[Excerpts from an interface dataset]
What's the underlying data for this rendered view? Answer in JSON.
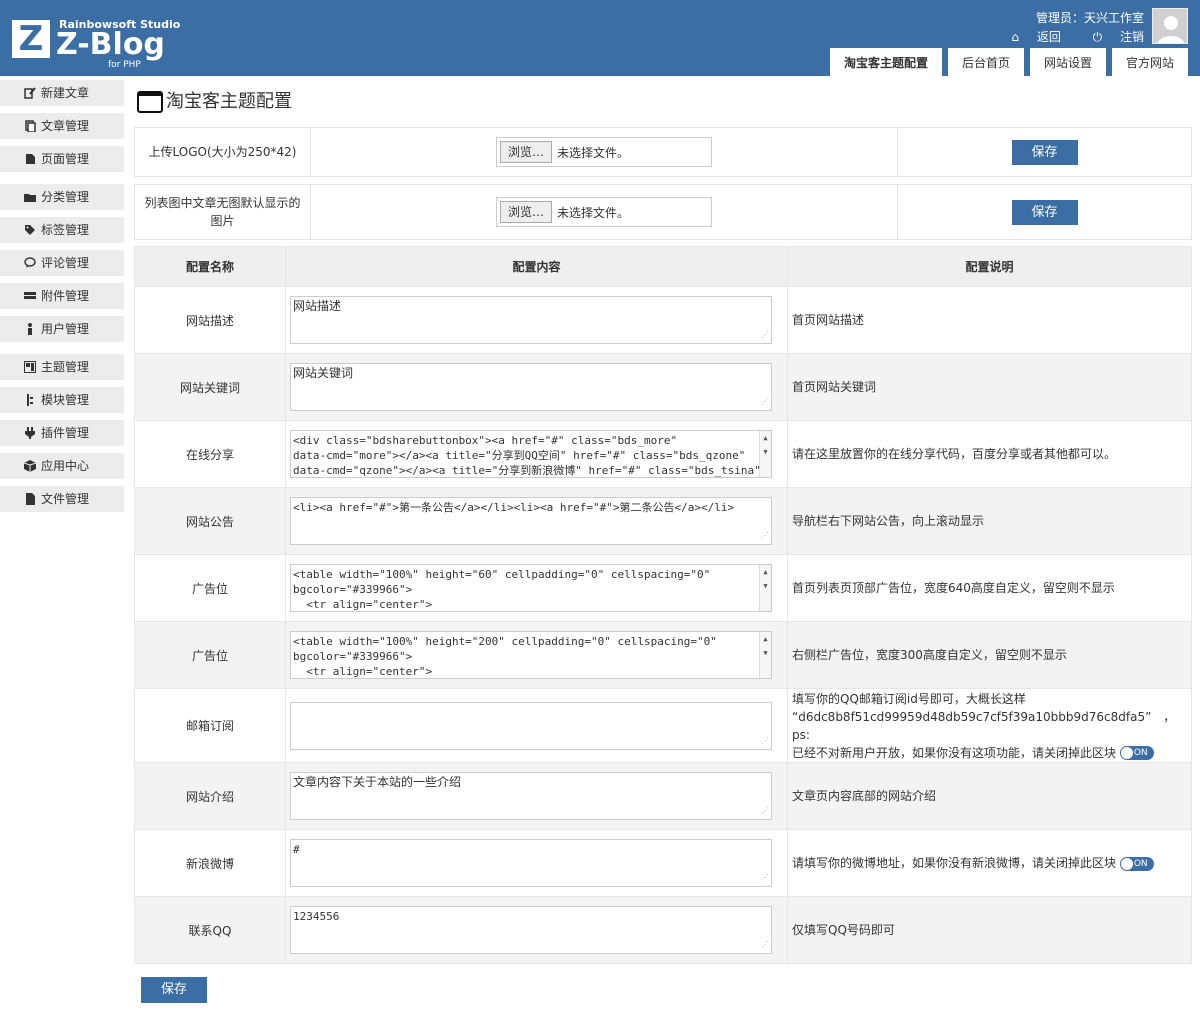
{
  "header": {
    "logo_studio": "Rainbowsoft Studio",
    "logo_name": "Z-Blog",
    "logo_sub": "for PHP",
    "admin_text": "管理员：天兴工作室",
    "back_label": "返回",
    "logout_label": "注销",
    "tabs": [
      {
        "label": "淘宝客主题配置"
      },
      {
        "label": "后台首页"
      },
      {
        "label": "网站设置"
      },
      {
        "label": "官方网站"
      }
    ]
  },
  "sidebar": {
    "items": [
      {
        "label": "新建文章"
      },
      {
        "label": "文章管理"
      },
      {
        "label": "页面管理"
      },
      {
        "label": "分类管理"
      },
      {
        "label": "标签管理"
      },
      {
        "label": "评论管理"
      },
      {
        "label": "附件管理"
      },
      {
        "label": "用户管理"
      },
      {
        "label": "主题管理"
      },
      {
        "label": "模块管理"
      },
      {
        "label": "插件管理"
      },
      {
        "label": "应用中心"
      },
      {
        "label": "文件管理"
      }
    ]
  },
  "main": {
    "title": "淘宝客主题配置",
    "uploads": [
      {
        "label": "上传LOGO(大小为250*42)",
        "browse": "浏览…",
        "file_status": "未选择文件。",
        "save": "保存"
      },
      {
        "label": "列表图中文章无图默认显示的图片",
        "browse": "浏览…",
        "file_status": "未选择文件。",
        "save": "保存"
      }
    ],
    "table": {
      "headers": [
        "配置名称",
        "配置内容",
        "配置说明"
      ],
      "rows": [
        {
          "name": "网站描述",
          "value": "网站描述",
          "desc": "首页网站描述"
        },
        {
          "name": "网站关键词",
          "value": "网站关键词",
          "desc": "首页网站关键词"
        },
        {
          "name": "在线分享",
          "value": "<div class=\"bdsharebuttonbox\"><a href=\"#\" class=\"bds_more\"\ndata-cmd=\"more\"></a><a title=\"分享到QQ空间\" href=\"#\" class=\"bds_qzone\"\ndata-cmd=\"qzone\"></a><a title=\"分享到新浪微博\" href=\"#\" class=\"bds_tsina\"",
          "desc": "请在这里放置你的在线分享代码，百度分享或者其他都可以。"
        },
        {
          "name": "网站公告",
          "value": "<li><a href=\"#\">第一条公告</a></li><li><a href=\"#\">第二条公告</a></li>",
          "desc": "导航栏右下网站公告，向上滚动显示"
        },
        {
          "name": "广告位",
          "value": "<table width=\"100%\" height=\"60\" cellpadding=\"0\" cellspacing=\"0\"\nbgcolor=\"#339966\">\n  <tr align=\"center\">",
          "desc": "首页列表页顶部广告位，宽度640高度自定义，留空则不显示"
        },
        {
          "name": "广告位",
          "value": "<table width=\"100%\" height=\"200\" cellpadding=\"0\" cellspacing=\"0\"\nbgcolor=\"#339966\">\n  <tr align=\"center\">",
          "desc": "右侧栏广告位，宽度300高度自定义，留空则不显示"
        },
        {
          "name": "邮箱订阅",
          "value": "",
          "desc_line1": "填写你的QQ邮箱订阅id号即可，大概长这样",
          "desc_line2": "“d6dc8b8f51cd99959d48db59c7cf5f39a10bbb9d76c8dfa5”　，ps:",
          "desc_line3": "已经不对新用户开放，如果你没有这项功能，请关闭掉此区块",
          "toggle": "ON"
        },
        {
          "name": "网站介绍",
          "value": "文章内容下关于本站的一些介绍",
          "desc": "文章页内容底部的网站介绍"
        },
        {
          "name": "新浪微博",
          "value": "#",
          "desc": "请填写你的微博地址，如果你没有新浪微博，请关闭掉此区块",
          "toggle": "ON"
        },
        {
          "name": "联系QQ",
          "value": "1234556",
          "desc": "仅填写QQ号码即可"
        }
      ]
    },
    "bottom_save": "保存"
  },
  "colors": {
    "brand": "#3a6ea5",
    "sidebar_bg": "#ececec"
  }
}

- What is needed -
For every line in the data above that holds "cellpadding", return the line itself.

- Response -
          "value": "<table width=\"100%\" height=\"60\" cellpadding=\"0\" cellspacing=\"0\"\nbgcolor=\"#339966\">\n  <tr align=\"center\">",
          "value": "<table width=\"100%\" height=\"200\" cellpadding=\"0\" cellspacing=\"0\"\nbgcolor=\"#339966\">\n  <tr align=\"center\">",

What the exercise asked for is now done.